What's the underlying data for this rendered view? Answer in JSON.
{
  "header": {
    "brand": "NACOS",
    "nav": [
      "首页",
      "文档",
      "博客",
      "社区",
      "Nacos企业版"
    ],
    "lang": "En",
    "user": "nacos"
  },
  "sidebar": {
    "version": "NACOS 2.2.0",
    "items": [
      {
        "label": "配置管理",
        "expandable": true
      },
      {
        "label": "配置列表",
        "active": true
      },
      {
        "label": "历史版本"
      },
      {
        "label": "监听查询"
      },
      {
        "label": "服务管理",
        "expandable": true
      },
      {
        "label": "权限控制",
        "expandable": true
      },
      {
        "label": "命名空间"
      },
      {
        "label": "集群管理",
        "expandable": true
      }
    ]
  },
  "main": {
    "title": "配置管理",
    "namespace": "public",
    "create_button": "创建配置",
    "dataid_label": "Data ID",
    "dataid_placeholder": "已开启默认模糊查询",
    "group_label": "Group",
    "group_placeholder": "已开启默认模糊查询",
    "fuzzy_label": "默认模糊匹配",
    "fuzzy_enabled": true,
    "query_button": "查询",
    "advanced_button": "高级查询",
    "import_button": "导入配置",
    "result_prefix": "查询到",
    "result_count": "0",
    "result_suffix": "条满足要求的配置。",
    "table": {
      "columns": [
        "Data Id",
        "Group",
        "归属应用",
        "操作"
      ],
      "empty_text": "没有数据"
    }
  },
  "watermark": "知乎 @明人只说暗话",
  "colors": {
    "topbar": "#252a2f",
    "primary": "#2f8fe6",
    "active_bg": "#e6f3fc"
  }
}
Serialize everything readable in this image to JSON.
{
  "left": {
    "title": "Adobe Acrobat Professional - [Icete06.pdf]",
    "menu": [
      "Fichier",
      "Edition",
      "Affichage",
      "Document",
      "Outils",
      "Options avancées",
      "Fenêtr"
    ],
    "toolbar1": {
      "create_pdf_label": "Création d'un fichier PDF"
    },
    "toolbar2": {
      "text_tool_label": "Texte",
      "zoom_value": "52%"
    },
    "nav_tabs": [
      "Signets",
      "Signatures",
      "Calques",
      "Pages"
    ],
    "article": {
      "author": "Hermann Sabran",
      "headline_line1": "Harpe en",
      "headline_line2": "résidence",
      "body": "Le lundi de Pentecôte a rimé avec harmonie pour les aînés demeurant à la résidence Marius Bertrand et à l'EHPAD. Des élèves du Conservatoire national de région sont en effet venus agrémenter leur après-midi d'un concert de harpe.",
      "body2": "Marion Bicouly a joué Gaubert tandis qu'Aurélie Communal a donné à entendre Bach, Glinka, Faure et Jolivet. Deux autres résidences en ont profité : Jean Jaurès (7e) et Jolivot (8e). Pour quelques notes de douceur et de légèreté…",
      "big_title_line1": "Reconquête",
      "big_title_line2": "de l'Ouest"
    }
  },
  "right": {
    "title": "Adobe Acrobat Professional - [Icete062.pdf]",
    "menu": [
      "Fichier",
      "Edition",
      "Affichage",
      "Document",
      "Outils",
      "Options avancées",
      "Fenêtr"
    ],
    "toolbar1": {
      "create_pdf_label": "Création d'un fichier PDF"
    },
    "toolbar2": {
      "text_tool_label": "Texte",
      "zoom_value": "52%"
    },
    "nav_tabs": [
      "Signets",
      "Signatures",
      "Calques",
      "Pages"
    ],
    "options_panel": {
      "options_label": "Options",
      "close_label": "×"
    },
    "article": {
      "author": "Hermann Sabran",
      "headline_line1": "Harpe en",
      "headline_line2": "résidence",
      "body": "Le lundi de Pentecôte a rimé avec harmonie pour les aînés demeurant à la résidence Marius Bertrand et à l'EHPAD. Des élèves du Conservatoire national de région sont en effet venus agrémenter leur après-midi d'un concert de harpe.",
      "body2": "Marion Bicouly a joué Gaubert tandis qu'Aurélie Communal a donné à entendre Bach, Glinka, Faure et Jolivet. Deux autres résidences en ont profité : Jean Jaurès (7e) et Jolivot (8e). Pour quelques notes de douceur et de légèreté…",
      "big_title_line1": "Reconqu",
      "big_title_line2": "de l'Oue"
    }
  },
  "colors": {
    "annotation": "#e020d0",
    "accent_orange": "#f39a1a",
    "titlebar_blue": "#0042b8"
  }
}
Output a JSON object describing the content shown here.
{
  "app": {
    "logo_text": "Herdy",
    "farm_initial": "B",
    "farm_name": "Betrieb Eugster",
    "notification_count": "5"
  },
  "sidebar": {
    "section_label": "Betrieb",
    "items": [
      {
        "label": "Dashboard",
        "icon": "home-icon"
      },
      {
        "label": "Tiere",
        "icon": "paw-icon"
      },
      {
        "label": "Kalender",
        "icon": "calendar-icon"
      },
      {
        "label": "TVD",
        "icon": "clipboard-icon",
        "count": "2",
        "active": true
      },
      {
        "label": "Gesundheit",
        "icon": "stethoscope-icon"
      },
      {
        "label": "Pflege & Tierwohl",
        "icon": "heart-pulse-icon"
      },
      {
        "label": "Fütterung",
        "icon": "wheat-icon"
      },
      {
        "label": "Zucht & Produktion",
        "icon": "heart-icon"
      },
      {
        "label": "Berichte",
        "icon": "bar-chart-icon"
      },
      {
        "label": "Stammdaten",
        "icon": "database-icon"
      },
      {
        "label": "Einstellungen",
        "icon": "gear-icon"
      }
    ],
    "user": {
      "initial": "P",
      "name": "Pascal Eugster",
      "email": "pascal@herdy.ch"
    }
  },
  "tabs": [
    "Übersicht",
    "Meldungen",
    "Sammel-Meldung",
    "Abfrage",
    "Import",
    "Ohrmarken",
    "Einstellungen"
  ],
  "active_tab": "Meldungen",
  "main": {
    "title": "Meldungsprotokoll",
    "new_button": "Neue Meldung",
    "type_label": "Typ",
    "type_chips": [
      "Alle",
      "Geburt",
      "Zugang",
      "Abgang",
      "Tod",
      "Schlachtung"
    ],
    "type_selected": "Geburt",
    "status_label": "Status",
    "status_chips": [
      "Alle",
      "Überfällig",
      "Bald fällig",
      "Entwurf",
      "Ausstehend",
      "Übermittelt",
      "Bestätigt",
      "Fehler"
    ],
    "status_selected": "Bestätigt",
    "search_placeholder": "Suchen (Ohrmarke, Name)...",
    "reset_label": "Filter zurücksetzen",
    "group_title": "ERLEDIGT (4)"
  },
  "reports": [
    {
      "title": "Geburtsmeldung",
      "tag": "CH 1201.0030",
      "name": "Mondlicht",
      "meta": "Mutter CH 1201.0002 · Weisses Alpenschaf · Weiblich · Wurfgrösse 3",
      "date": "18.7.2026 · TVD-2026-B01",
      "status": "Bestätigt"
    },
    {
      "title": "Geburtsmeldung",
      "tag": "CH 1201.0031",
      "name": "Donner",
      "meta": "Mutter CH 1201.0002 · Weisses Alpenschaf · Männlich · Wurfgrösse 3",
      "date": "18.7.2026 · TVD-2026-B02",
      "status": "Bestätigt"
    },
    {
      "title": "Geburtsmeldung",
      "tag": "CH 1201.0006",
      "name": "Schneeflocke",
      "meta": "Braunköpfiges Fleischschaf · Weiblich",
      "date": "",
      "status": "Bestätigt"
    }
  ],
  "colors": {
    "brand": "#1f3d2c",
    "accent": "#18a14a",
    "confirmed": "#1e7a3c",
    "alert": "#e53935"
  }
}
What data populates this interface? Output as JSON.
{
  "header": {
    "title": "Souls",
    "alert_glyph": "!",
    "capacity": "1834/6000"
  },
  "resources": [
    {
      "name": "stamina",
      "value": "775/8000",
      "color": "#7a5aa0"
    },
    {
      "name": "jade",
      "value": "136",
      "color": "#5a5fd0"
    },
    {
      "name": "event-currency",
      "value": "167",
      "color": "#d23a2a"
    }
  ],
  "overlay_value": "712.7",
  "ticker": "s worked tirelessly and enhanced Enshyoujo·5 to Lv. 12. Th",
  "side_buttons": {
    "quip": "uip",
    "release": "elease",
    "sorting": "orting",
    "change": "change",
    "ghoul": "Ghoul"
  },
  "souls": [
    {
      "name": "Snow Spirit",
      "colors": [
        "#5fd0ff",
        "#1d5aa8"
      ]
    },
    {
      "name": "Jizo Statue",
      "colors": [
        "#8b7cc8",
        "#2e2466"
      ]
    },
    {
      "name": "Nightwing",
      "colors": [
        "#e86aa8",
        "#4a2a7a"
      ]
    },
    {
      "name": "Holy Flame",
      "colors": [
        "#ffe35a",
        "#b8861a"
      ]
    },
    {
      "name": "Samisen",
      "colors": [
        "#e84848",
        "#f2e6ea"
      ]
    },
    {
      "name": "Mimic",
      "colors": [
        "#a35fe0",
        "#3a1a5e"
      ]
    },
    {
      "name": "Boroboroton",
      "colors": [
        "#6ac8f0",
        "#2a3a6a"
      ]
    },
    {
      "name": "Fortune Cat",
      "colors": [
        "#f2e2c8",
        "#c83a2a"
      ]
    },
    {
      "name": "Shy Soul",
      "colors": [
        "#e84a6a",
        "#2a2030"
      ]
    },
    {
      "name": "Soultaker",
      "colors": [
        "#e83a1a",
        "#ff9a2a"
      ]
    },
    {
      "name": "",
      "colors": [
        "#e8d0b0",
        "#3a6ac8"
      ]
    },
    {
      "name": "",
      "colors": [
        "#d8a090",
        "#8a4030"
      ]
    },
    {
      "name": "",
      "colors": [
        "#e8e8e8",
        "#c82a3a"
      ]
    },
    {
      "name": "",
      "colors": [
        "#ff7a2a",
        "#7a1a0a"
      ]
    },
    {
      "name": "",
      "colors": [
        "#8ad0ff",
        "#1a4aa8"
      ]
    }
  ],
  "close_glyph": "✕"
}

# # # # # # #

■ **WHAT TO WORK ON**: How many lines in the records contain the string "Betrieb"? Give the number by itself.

■ **TASK ANSWER**: 2